CLAIM, in Law: assertion of a right in anything that is in the possession of another, or at least out of the claimant's possession. Claims are either verbal or by action, and relate either to lands or to goods and chattels, their object being generally to preserve a title which otherwise would be in danger of being lost.
CLAIM OF LIBERTY-CLAIMS.
CLAIM OF LIBERTY, in English Law: suit or petition to the queen in the court of exchequer, to have liberties and franchises confirmed there by the attorney-general (Tomlins' Law Dic.).
CLAIMS, COURT OF: tribunal for settlement of private claims against the United States. Until 1854. all private claims against the govt. of the United States had to take the form of petitions to congress. Such petitions accumu lated in great numbers, and it was felt to be impossible for congress, burdened with public affairs, to give adequate attention to the investigation and adjudication of these claims. Accordingly in December of that year a bill was introduced establishing a commission for the examination and adjustment of such claims. Instead of this, an act was passed, 1855, Feb., erecting a permanent and independent court for the purpose. This court was to consist of three judges, and was in each case to report to congress its opinions, with the reasons and evidence on which they were founded. The mass of business was very great, and the practice of reference to congress resulted in a rehearing of the case by the committee on claims, and defeated the intention of economizing time. Accordingly, in 1863, two judges were added to the court, and reference to congress abolished. An appeal by either party to the supreme court was allowed in cases involving more than $3,000, and by the defendants in other cases.
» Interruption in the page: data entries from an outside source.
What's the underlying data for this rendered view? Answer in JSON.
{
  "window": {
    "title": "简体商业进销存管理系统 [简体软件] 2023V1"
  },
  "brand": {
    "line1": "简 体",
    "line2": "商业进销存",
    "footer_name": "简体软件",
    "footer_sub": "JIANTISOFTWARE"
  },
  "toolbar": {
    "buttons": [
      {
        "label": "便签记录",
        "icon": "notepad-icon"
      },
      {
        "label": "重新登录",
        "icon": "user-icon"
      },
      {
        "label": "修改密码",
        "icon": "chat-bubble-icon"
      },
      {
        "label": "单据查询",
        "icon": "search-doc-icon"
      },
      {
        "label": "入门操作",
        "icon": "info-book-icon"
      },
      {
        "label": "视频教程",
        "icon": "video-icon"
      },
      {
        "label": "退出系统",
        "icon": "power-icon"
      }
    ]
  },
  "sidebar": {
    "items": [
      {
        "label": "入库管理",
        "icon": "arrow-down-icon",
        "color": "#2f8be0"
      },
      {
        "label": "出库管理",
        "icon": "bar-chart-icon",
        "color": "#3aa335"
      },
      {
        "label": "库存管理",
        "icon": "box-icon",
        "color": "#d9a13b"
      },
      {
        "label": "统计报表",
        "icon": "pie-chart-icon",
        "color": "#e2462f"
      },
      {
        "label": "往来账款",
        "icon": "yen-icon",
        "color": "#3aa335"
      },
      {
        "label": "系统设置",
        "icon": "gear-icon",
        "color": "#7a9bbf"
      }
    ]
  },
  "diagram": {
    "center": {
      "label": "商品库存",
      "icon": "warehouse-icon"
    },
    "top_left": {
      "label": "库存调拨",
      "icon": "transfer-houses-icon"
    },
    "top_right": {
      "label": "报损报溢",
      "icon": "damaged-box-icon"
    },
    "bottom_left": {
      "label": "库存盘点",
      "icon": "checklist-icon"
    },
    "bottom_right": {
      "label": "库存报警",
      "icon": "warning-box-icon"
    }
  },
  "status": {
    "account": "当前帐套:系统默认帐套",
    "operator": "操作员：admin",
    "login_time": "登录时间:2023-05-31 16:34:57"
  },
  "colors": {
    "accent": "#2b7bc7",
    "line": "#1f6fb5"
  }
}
The jurisdiction of the court extends to all claims founded upon any law of congress or upon any regulation of an executive department, or upon any express or implied contract with the United States government, and to all claims which may be referred to it by either house of congress; to all counter-claims or other demands on the part of the government against any claimant; and to all claims of disbursing officers for relief from responsibility on account of losses of government property in their custody. A six-years' limitation upon claims has been imposed by statute. Aliens, whose government accords to citizens of the United States the privilege of prosecuting claims against it in its courts, may prosecute claims against the United States in this court. Congress has from time to time given the court jurisdiction, for a limited period, over particular cases or classes of cases. The number of cases against the United States in this court 1855-85 was 14,602. The amount of the claims brought before it 1867-85 was $97,210,401, the aggregate amount recovered in that period $21,828,845. In addition to its work in deciding cases provision was made by an act of 1883, called the 'Bowman Act,' that when any claim or matter is pending before either house of congress which involves the investigation and determination of facts, it may be transmitted to the court of C. for hearing; the findings of fact are then reported. The same act also authorizes the head of any executive department to transmit to the court any claim or matter involving controverted questions of fact or law, and to obtain the opinion of the court thereon. The court sits in Washington, in the same building with the department